TASK TO CARRY OUT:
Which lines of the entries below contain the string "具体操作"? Copy each one.

PROVIDED DATA:
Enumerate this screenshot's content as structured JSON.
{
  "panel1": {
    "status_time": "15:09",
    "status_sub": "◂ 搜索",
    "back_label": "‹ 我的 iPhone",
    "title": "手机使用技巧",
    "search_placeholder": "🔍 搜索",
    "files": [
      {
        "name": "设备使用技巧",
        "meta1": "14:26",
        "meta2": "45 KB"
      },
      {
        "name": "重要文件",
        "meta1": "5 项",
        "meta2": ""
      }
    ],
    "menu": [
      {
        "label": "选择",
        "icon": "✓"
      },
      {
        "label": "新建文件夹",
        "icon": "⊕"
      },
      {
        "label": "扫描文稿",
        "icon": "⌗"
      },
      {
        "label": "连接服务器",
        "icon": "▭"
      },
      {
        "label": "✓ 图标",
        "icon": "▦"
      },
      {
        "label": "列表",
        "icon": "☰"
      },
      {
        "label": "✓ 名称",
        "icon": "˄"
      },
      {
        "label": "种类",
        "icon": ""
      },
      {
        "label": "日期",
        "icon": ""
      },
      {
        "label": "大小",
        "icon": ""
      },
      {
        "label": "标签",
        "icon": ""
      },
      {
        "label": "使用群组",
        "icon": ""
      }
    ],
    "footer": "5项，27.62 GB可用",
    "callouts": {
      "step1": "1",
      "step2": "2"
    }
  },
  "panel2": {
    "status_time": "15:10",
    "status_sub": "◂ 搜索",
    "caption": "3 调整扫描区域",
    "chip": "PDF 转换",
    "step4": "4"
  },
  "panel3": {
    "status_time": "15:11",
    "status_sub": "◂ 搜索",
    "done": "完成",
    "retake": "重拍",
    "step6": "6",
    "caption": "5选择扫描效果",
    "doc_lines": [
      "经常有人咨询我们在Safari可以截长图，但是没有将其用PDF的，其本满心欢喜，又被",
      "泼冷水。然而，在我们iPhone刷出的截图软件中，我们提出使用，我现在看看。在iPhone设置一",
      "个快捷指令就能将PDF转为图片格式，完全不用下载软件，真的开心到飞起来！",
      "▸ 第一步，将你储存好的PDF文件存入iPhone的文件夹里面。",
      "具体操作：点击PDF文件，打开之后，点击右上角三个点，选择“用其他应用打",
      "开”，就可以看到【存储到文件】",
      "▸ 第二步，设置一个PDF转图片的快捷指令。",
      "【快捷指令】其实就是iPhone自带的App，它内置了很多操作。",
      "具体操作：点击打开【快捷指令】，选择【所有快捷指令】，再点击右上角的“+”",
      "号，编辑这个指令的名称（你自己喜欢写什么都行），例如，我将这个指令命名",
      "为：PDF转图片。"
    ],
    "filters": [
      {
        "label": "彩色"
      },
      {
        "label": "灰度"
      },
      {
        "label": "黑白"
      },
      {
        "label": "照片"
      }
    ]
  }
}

EXERCISE SOLUTION:
      "具体操作：点击PDF文件，打开之后，点击右上角三个点，选择“用其他应用打",
      "具体操作：点击打开【快捷指令】，选择【所有快捷指令】，再点击右上角的“+”",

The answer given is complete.